Why Tools Are Important

Software development tools such as JIRA, Netbeans, Eclipse, Git, Maven etc. are what most people consider when mentioning tools. In the context of this article I consider tools in the wider scope, a tool can be a process or a particular practice (TDD, pair programming) or a persons creative thinking, these are all tools that we use to help us achieve some goal.

Introducing tools can be a great way to break the status quo and get people talking about the concepts around the tool, giving people a trigger to start thinking more specifically about what they are trying to achieve.

Just relying on a tool can lead to its own problems though. If those using the tool dont have a clear goal in mind or understand what value they can get from a tool, then its use will either decline, be circumvented altogether or simply abused.

The software development team will often lead the way by introducing tools but the operations teams concerns also need to be addressed so that the tool can be come established and the most benefit gained.

Example: Introducing distributed version control (eg. Git)

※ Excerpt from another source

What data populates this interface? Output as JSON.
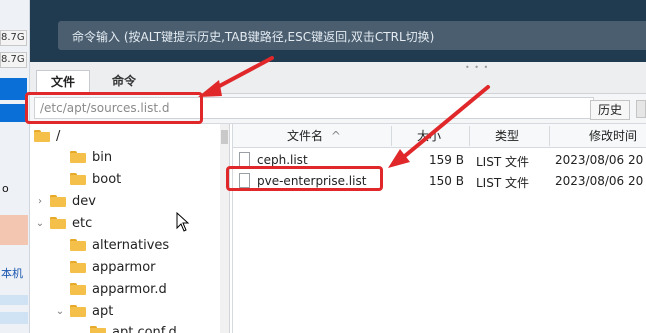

DVCS are great productivity tool for a development team and can be used to great effect to allow the developers freedom to explore challenging aspects of a code solution (spikes) whilst not polluting the code base or having to deal with difficult merges.

Introducing dvcs needs to support the release process though and not descend into anarchy. By involving the operations and release management roles, a DVCS tool can be more effectively embarrassed by the whole team, addressing a wide range of concerns

In the example of the Linux kernel, there is one central master repository which is used for release, but no direct commits are done to that repository. Instead, decentralised repositories are used to commit code by a wide range of distributed developers. Then a release manager role is used to merge (pull) useful code from the decentralised repository into the central master, from which coordinated releases take place.

Thank you.

This work is licensed under a Creative Commons Attribution 4.0 ShareAlike License, including custom images & stylesheets. Permissions beyond the scope of this license may be available at @jr0cket
Creative Commons License